Elgato's Eve Energy smartplug is a perfectly serviceable home automation product, but in some ways it proves that Apple's HomeKit platform still has a ways to go before it becomes mainstream.
Setting up the accessory is easy, as one would hope for. After downloading the Elgato Eve app for iOS and installing the plug, owners can then just scan a label to complete HomeKit pairing. At that point the app lets users assign a name, room, and/or a zone to the device.
At its most basic, there are two advantages to the Eve Energy: remotely turning something on or off, and monitoring power consumption. For the former, you can use either Siri or the Eve app — it's potentially faster to use the app, but Siri is normally the best option. As usual, you can't control any HomeKit devices away from home unless you have an Apple TV to serve as a hub.
Despite using Bluetooth instead of Wi-Fi, we found the plug to be consistently fast and responsive.
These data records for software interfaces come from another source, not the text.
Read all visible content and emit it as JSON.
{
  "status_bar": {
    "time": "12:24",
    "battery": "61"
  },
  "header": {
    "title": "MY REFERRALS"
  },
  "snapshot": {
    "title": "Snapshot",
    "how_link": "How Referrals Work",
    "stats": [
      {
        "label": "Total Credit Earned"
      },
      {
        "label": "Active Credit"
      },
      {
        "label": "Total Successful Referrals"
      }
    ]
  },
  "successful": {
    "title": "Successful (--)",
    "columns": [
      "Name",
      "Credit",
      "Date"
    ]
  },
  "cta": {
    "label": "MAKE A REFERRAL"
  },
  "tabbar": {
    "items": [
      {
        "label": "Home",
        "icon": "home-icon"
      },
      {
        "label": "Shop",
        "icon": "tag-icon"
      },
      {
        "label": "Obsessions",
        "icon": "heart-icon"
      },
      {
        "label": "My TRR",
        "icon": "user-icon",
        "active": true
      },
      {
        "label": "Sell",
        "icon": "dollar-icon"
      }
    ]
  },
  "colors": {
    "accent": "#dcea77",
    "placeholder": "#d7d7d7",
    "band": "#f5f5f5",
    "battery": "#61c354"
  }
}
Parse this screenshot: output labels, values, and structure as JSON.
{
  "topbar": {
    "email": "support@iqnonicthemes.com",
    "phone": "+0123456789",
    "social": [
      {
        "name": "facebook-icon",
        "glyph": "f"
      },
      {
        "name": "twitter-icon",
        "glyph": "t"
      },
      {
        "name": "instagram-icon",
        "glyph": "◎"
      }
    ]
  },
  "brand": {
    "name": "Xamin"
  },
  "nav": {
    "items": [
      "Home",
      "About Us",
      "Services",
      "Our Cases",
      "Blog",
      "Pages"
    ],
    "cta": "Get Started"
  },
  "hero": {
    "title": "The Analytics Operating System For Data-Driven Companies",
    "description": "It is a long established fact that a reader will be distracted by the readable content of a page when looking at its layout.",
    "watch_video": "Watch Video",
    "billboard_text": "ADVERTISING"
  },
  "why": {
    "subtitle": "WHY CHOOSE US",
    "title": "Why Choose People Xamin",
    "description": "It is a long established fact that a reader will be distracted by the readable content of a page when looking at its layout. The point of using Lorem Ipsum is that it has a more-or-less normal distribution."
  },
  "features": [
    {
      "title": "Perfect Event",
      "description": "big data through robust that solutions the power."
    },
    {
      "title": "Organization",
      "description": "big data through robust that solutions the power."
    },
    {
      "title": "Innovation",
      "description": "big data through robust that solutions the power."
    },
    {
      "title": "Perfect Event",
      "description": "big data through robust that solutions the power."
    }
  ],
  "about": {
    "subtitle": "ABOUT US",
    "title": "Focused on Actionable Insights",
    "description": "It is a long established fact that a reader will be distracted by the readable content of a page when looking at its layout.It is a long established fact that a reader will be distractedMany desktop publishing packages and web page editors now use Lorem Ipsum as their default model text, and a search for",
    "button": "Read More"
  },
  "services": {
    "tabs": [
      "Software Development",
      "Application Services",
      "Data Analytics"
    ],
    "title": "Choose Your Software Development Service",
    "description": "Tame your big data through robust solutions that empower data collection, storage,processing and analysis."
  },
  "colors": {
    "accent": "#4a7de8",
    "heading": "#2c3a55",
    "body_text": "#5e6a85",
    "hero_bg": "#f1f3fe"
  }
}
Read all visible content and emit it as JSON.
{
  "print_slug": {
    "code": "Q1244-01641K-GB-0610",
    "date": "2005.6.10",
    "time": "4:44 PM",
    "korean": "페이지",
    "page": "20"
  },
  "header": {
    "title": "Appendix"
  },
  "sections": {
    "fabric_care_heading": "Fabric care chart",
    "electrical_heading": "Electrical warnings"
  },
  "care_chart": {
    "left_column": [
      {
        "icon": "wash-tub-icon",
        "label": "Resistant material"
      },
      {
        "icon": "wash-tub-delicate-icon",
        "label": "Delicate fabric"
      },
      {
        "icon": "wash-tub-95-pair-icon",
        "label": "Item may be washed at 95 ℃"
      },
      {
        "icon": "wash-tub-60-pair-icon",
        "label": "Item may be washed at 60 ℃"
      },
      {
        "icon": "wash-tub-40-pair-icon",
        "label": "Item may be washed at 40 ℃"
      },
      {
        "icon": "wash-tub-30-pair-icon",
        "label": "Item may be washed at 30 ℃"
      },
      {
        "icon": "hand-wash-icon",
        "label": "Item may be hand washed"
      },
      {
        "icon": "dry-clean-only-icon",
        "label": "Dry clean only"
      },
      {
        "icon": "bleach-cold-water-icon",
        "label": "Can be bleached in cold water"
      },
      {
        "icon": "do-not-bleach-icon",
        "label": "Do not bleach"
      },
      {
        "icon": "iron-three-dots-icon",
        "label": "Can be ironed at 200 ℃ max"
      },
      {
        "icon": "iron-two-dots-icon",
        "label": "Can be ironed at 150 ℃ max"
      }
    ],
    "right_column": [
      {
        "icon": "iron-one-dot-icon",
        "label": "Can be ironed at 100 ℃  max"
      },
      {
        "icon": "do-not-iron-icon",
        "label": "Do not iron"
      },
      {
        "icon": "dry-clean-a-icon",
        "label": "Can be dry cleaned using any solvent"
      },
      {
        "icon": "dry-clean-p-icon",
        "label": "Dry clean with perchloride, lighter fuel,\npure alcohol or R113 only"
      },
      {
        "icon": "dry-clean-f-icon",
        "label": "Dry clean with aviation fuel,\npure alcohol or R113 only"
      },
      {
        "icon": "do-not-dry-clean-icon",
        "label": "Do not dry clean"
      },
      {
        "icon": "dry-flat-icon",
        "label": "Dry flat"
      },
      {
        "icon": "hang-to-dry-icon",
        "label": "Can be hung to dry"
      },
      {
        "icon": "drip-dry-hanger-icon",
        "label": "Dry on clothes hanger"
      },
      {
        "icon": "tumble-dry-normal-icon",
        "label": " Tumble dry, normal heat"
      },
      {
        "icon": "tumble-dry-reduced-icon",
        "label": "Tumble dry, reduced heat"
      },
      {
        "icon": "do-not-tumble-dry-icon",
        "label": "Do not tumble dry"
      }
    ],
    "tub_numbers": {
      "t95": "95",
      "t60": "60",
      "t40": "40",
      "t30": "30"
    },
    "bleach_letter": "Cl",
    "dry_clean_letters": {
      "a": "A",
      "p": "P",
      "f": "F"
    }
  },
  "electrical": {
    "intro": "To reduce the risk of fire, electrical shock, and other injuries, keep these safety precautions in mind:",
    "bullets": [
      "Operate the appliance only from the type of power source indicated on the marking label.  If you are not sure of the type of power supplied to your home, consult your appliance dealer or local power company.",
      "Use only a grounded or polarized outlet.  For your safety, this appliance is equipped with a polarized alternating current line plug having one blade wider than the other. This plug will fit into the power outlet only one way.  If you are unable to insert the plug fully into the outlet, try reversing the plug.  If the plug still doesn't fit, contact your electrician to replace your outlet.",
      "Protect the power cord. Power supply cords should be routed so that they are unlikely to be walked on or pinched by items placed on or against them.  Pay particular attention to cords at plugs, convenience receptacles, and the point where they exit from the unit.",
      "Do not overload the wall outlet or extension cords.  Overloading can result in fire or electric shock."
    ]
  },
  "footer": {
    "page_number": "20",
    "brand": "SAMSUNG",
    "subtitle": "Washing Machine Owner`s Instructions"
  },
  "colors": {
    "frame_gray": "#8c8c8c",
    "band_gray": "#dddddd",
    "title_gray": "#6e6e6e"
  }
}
Of course, people with especially large homes may want to seek out a Wi-Fi accessory instead, though people in apartments or small- to medium-sized houses should be alright.
When tracking consumption, the app offers separate views for current and total power usage. The latter is probably the most useful function, offering hourly, daily, weekly, and monthly graphs, not just for a single accessory but for any Elgato product registered with the app, organized by room. This can be handy for people trying to narrow down the cause of expensive bills, or running off a limited power supply.
In the app's Settings menu, you can set up groups, zones, and automation, much as with other HomeKit products. This where the Eve Energy's dependence on Bluetooth rears its ugly head again though, since trigger rules (like arriving home) can't be set for Bluetooth devices. That fundamentally limits how "smart" the Eve Energy can be.
In fact this makes the product a dicey value proposition, especially when you consider the other limits of the hardware. It can't be used outdoors, and there's just a single socket, which feels ludicrous for something that costs $50. Even a second socket would make it seem like a better value.
That's just a fundamental problem with HomeKit at the moment, however. Many compatible accessories are overpriced, making it hard to justify the idea of a fully-equipped house.
Indeed, the platform still feels like it's in a rough state. Until costs come down, and Bluetooth is phased out or given more automation support, shoppers will have to be very careful about what they buy. The Eve Energy might be fine for you, but be sure to do comparison shopping first.
Score: 3 out of 5
- Easy setup
- Offers quick control & consumption monitoring
- Well-designed companion app
- Bluetooth limits automation functions
- Just one socket, can't be used outdoors